I have never had much interest in cemeteries until recently when my quest for ten thousand steps a day took me to one nearby here in Waterloo where I currently abide (the city that is not the cemetery). That stirred enough interest to visit Woodland in Kitchener where most of my family and friends have final resting places. I’ll tell you about Woodland some other day, but for now I must relate my surprise on day when I came across this:


Somewhere in the past I remembered hearing about people being interned during the war. I knew the Americans had interned Japenese after Pearl Harbour but I did not think beyond that horror.  In researching the above sign I discovered:

  1. Canada operated prison camps for interned civilians during the First and Second World War.
  2. Canada operated camps for 34,000 German Prisoners of War
  3. The camps at Lethbridge and Medicine Hat Alberta were the largest in North America 
  4. There was a camp for Japanese Canadians in British Columbia
  5. The British Government did not want so many German prisoners in Britain as they posed a threat should hand to hand fighting take place in Britain itself, and would provide added support for the enemy if freed.
  6. In each of the Great Wars Canada hosted about two dozen camps across the country
  7. The CBC did a number of articles at the time that can be found in their archives.
  8. While it was generally felt POWs were treated better in Canada there are still some horror stories and some mysteries.
  9. I found out that people who had escaped Nazi Germany in the year before ‘the troubles’ and found their way to Britain considered themselves safe.  However upon declaration of war many of these people found themselves interned as a precaution in case they were spies.
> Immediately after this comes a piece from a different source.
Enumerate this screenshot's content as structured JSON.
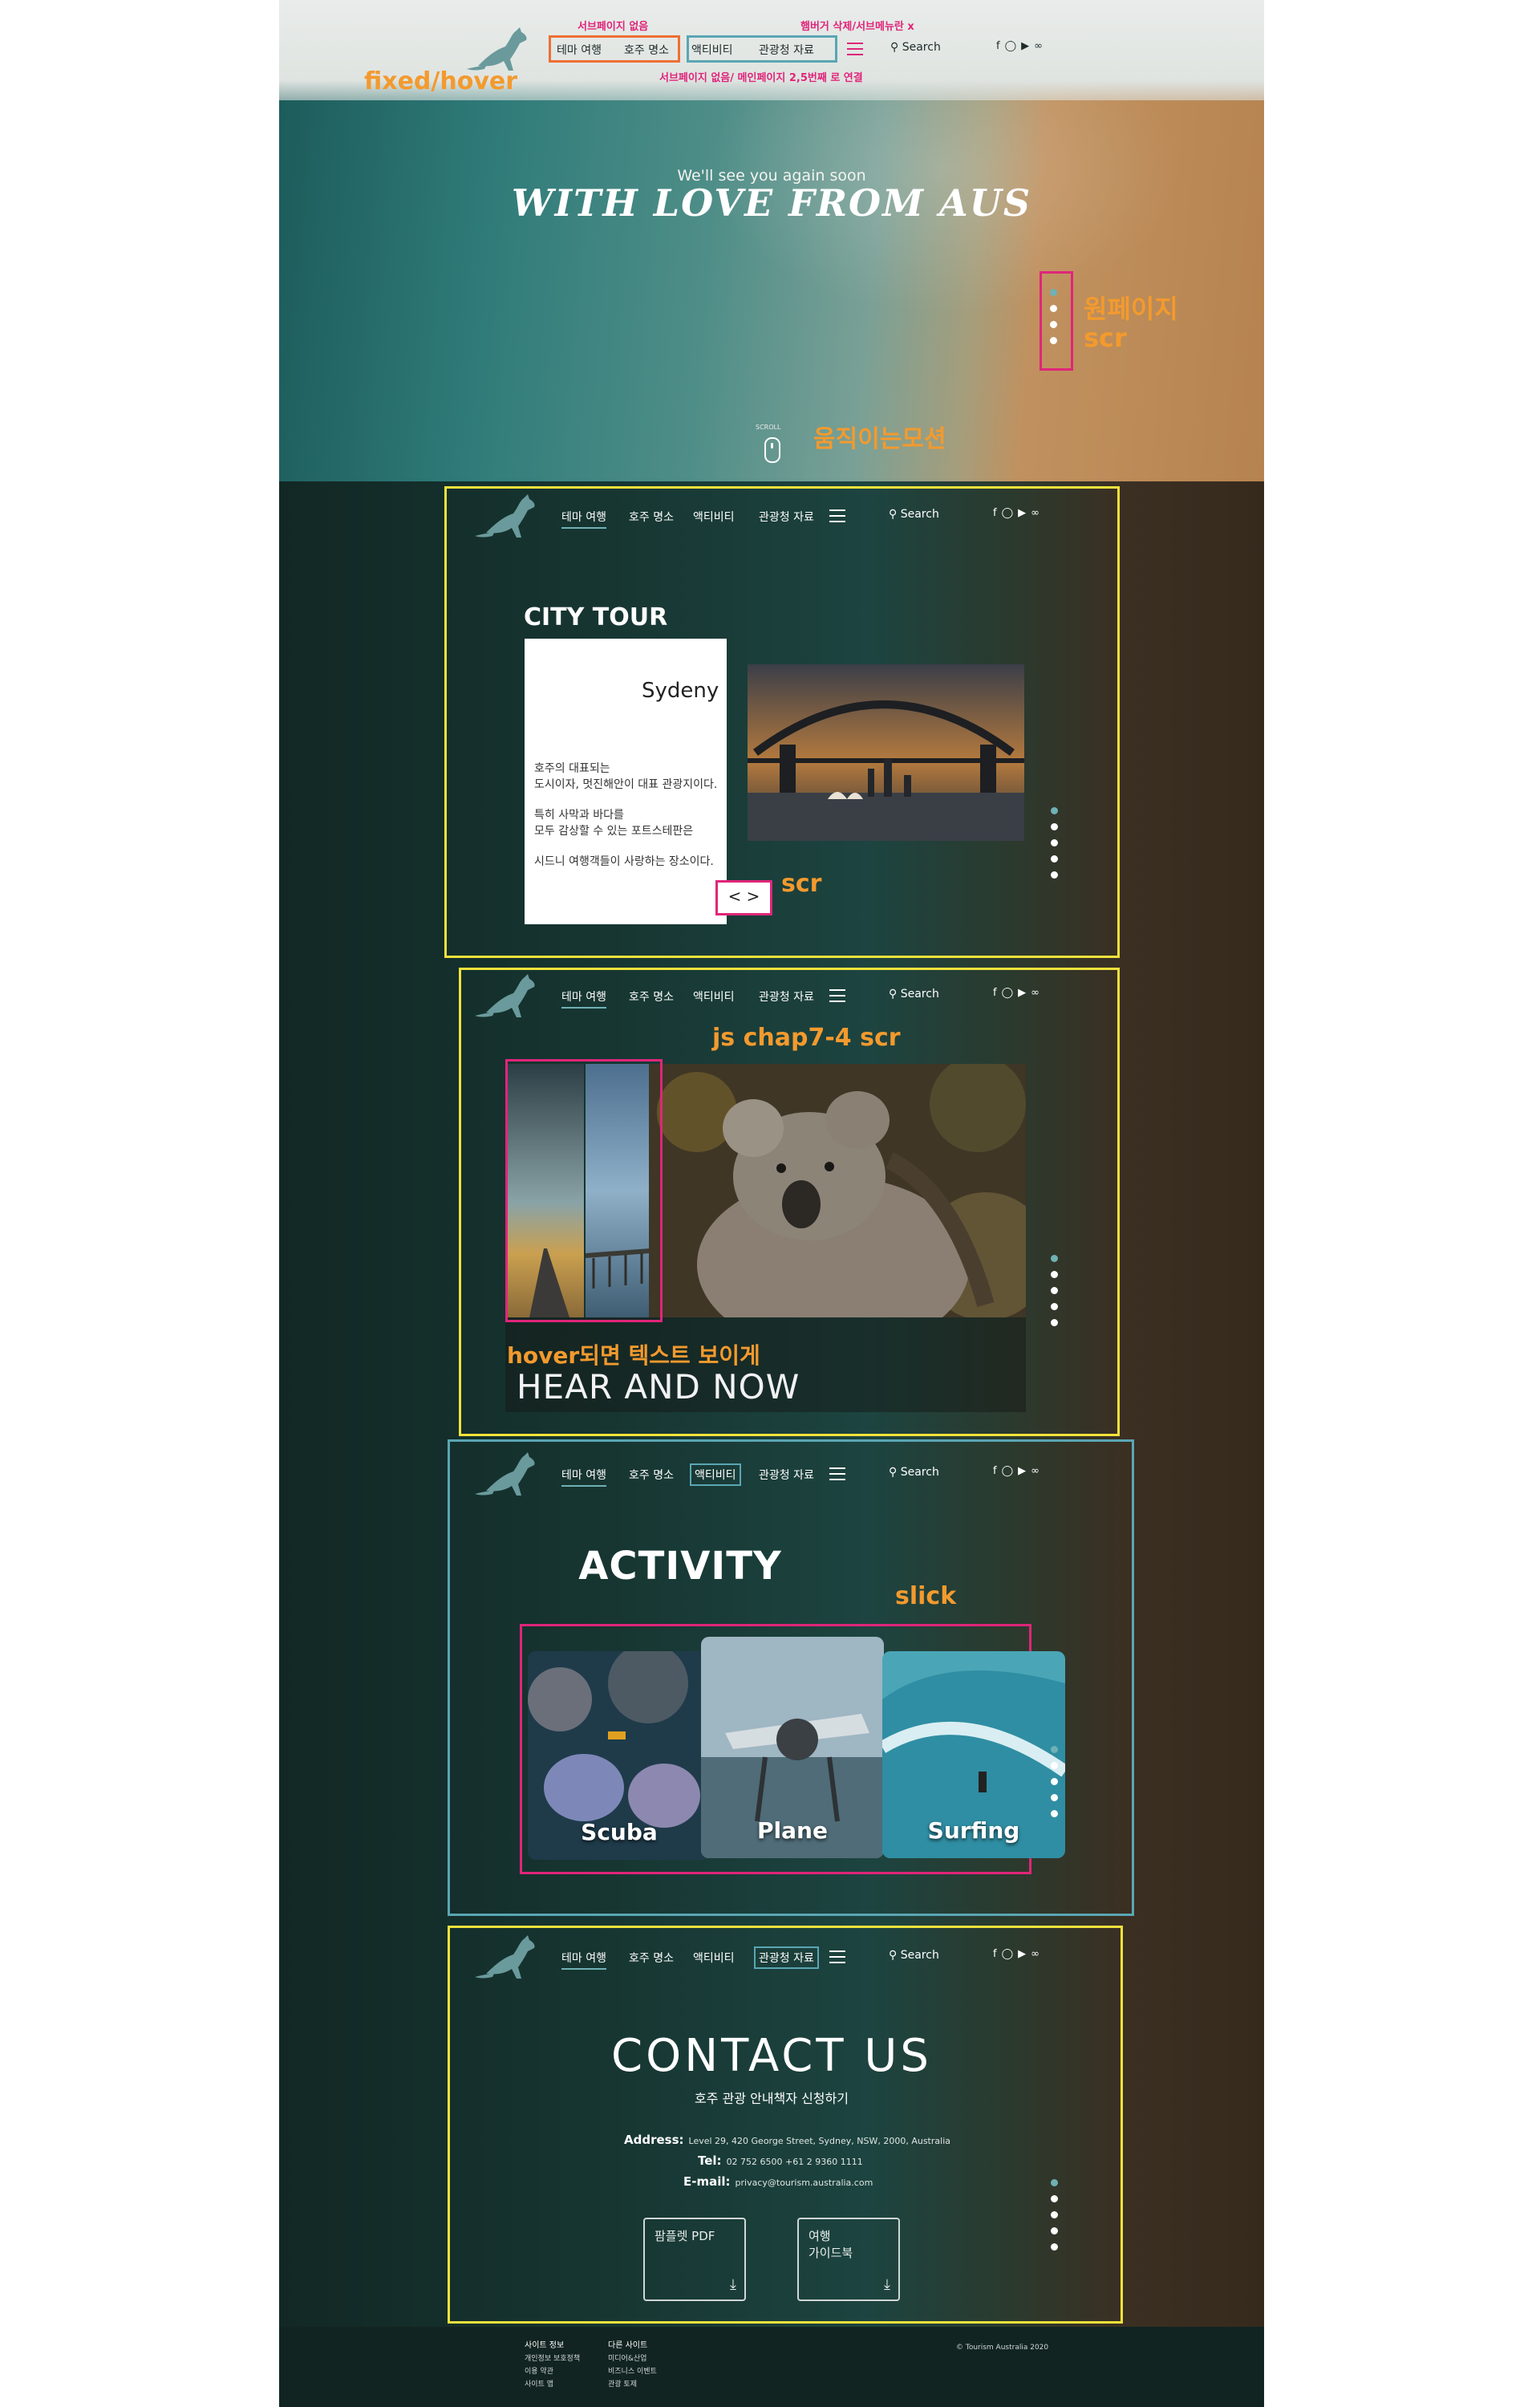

Many of them were sent to Canadian camps
  10. The scariest I think was a camp in New Brunswick which housed Jewish refugees from Austria and Germany.  They had been deemed by the British as ‘dangerous enemy aliens, and ended up in a camp with Nazi soldiers, the very enemy they were trying to escape. A wall was finally built to keep the Jews safe.

The 187 dead were brought together in 1970 from thirty-six sites across Canada. Kitchener was chosen since it had largely been a German city and located where family from Europe could easily travel to visit the graves.

I read that many died of ‘natural causes’ such as cancer but that just didn’t sound right. As I walked among the stark white stones I notice that most were between nineteen and twenty-five years old.  Then one day I found an article that said many of those in northern camps were put to work logging and that an unusually large number of ‘accidental’ deaths occurred. No one seems to have questioned this.

As I walk through this little garden of foreign death I consider that it does not matter that they were the ‘enemy’, but just young boys that died way too young and my heart breaks a little for our history.

I look at the state of the world today and think……..Have we learned nothing?  I wonder.

Perhaps have. It’s still winter here at 43 North Lat, but wherever you are I hope your day will be blessed with warmth

Chris G